An enduring fiction among Greek and Bulgarian nationalists—and one taken up by Kotoulas—is that modern sentiments of Macedonian national identity are the creation of Yugoslav dictator Josip Broz Tito, who is said to have “invented” this identity in order to justify retaining control the territory after World War II. Tito’s Yugoslav regime certainly had its reasons to encourage a sense of Macedonian identity, but as historians such as Andrew Rossos have shown, Tito simply harnessed already existing Macedonian nationalist aspirations.
These aspirations, and the sense of a distinct Macedonian language, reach back as far as Gjorgji Pulevski’s “Dictionary of Three Languages,” published in Belgrade in 1875, which conceived of Macedonians as a people with its own language and territory. At that time even Greek modern national identity was still in flux: less than a century earlier, Greek speakers, under the influence of English and German classicists, had stopped calling themselves Romaioi, or Romans, and instead begun referring to themselves as Hellenes.

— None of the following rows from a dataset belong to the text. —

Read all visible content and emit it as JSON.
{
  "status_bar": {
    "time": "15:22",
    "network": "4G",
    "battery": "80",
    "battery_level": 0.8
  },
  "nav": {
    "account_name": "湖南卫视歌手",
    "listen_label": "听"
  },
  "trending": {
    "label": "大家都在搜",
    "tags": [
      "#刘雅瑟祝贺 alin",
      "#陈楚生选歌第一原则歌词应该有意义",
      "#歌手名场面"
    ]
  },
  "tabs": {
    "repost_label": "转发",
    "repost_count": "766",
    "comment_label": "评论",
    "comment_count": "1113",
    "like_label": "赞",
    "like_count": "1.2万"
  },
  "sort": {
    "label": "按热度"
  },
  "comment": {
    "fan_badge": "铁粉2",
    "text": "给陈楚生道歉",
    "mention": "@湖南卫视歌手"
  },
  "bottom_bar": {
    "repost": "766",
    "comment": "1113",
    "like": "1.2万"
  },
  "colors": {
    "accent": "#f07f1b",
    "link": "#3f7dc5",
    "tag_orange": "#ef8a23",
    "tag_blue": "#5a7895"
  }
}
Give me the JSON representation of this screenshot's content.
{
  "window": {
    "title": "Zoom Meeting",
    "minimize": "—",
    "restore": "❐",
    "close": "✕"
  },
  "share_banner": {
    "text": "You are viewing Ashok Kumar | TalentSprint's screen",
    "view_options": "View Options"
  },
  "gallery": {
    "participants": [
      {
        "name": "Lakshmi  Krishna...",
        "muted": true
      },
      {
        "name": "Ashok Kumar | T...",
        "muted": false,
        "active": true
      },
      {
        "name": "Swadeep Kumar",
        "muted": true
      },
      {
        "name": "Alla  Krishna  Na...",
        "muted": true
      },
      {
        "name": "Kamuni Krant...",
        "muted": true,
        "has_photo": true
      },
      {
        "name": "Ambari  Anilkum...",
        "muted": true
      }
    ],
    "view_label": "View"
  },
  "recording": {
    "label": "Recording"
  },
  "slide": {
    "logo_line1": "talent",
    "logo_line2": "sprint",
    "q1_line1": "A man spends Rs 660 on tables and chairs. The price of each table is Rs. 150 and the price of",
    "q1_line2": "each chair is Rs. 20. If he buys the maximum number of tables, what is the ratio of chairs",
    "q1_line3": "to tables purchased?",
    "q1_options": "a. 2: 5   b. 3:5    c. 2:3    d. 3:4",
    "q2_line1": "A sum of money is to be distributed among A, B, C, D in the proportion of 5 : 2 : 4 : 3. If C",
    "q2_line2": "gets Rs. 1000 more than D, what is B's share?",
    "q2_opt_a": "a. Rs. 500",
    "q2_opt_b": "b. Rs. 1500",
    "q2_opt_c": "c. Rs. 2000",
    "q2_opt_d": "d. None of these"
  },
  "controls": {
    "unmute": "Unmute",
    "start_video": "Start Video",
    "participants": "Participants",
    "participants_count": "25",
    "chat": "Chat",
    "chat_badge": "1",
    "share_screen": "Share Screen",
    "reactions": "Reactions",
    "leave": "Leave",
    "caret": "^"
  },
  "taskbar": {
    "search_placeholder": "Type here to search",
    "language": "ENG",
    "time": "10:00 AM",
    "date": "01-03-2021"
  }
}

By 1991, most Macedonian speakers had given up on any hope of reuniting the territory partitioned at the beginning of the century and instead focused on creating a viable independent state. This was a considerable challenge, as the exit from Yugoslavia left Macedonia without any military forces or materiel of its own. And yet Greece claimed that the existence of this rather unimposing nation-state posed a serious threat to its territorial integrity.
Modern Macedonia is not without ethnic tensions; this is especially true with regard to the country’s Albanian population, as Kotoulas points out. Yet the Greek track record of dealing with ethnic diversity is far from spotless. Look no further than Panos Kammenos, Greece’s minister of defense, who earlier this year warned Albania’s government to stop bringing up the Çams, Albanian-speaking Muslims who were expelled from Greece in 1949. As for Macedonian speakers in Greece: they exist, even though the government in Athens likes to deny this.
Given Macedonia’s many ethnic minorities, Kotoulas writes, the country should adopt an ethnically neutral name such as South European Republic. But all the ethnicities and languages that he lists are also present in Greece. Roma can be found all over the country. There are still Albanian speakers in Greek Macedonia, in Central Greece, and in the Peloponnese. There are Vlachs in Epirus, Greek Macedonia, and Thessaly. Greek Thrace is home to large numbers of Pomaks—Muslims speaking a Slavic dialect—and Turks. By Kotoulas’ logic, Greece should cease to call itself the Hellenic Republic and instead become the Southern Southeast European Republic.
Kotoulas is right in pointing out that the success of the name change agreement is far from assured. But the blame for this situation lies in large part with populist far-right politicians on both sides who are stoking the flames of exclusivist nationalism. Take Panos Kammenos, the Greek defense minister of anti-Albanian fame. Kammenos heads the nationalist Independent Greeks party, a junior member of Greek Prime Minister Alexis Tsipras’ government. But while Tsipras, his left-wing Syriza party, and their counterparts in Macedonia have expended considerable political capital trying to save the deal, Kammenos and his allies are doing their best to torpedo it.
It is no coincidence that the Greek right opposes a deal that would pave the way for Macedonia’s entry into the EU and NATO: these transnational organizations are a thorn in the side of nationalists all over the West. To be sure, Macedonia is a tiny country, and, on a global scale, Greece is not much bigger. But even microscopic viruses can wreak enough damage to destroy civilizations. Right-wing nationalism and populism are the viruses of our time. The Prespa Agreement would be a small but valiant attempt at vaccination.